Pub.: 28 Dec '16, Pinned: 24 Aug '17
Abstract: The dissolution of different platinum-based nanoparticles deposited on a commercial high-surface area carbon (HSAC) support in thin catalyst films is investigated using a highly sensitive electrochemical flow cell (EFC) coupled to an inductively coupled plasma mass spectrometer (ICP-MS). The previously reported particle-size-dependent dissolution of Pt is confirmed on selected industrial samples with a mean Pt particle size ranging from 1 to 4.8 nm. This trend is significantly altered when a catalyst is diluted by the addition of HSAC. This indicates that the intrinsic dissolution properties are masked by local oversaturation phenomena, the so-called confinement effect. Furthermore, by replacing the standard HSAC support with a support having an order of magnitude higher specific surface area (a micro- and mesoporous nitrogen-doped high surface area carbon, HSANDC), Pt dissolution is reduced even further. This is due to the so-called non-intrinsic confinement and entrapment effects of the (large amount of) micropores and small mesopores doped with N atoms. The observed more effective Pt re-deposition is presumably induced by local Pt oversaturation and the presence of nitrogen nucleation sites.
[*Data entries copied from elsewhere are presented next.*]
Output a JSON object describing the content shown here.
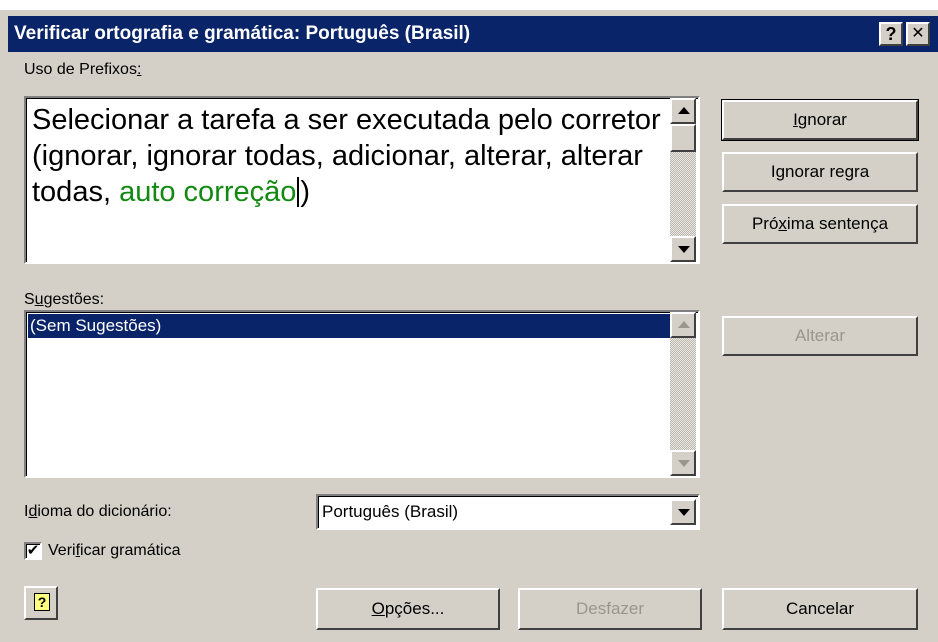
{
  "window": {
    "title": "Verificar ortografia e gramática: Português (Brasil)",
    "help_button": "?",
    "close_button": "✕"
  },
  "sentence_section": {
    "label_prefix": "Uso de Prefixos",
    "label_accel": ":",
    "text_before": "Selecionar a tarefa a ser executada pelo corretor (ignorar, ignorar todas, adicionar, alterar, alterar todas, ",
    "text_highlight": "auto correção",
    "text_after": ")"
  },
  "suggestions_section": {
    "label_a": "S",
    "label_accel": "u",
    "label_b": "gestões:",
    "items": [
      "(Sem Sugestões)"
    ],
    "selected_index": 0
  },
  "buttons": {
    "ignore": {
      "accel": "I",
      "rest": "gnorar"
    },
    "ignore_rule": {
      "a": "I",
      "accel": "g",
      "b": "norar regra"
    },
    "next_sentence": {
      "a": "Pró",
      "accel": "x",
      "b": "ima sentença"
    },
    "change": "Alterar",
    "options": {
      "accel": "O",
      "rest": "pções..."
    },
    "undo": "Desfazer",
    "cancel": "Cancelar"
  },
  "dictionary": {
    "label_a": "I",
    "label_accel": "d",
    "label_b": "ioma do dicionário:",
    "selected": "Português (Brasil)"
  },
  "grammar_check": {
    "label_a": "Veri",
    "label_accel": "f",
    "label_b": "icar gramática",
    "checked": true,
    "check_glyph": "✔"
  },
  "help_icon_glyph": "?",
  "colors": {
    "titlebar": "#0a246a",
    "dialog_face": "#d4d0c8",
    "highlight_text": "#128a12",
    "selection": "#0a246a"
  }
}
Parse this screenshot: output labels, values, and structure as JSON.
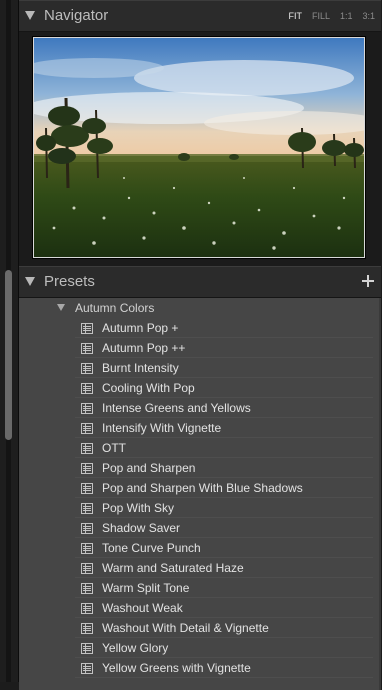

Overall, our study demonstrates the high importance and beneficial effects of porosity, loading and N doping of the carbon support on the Pt stability in the catalyst layer.
Pub.: 02 Aug '17, Pinned: 24 Aug '17
Join Sparrho today to stay on top of science
Discover, organise and share research that matters to you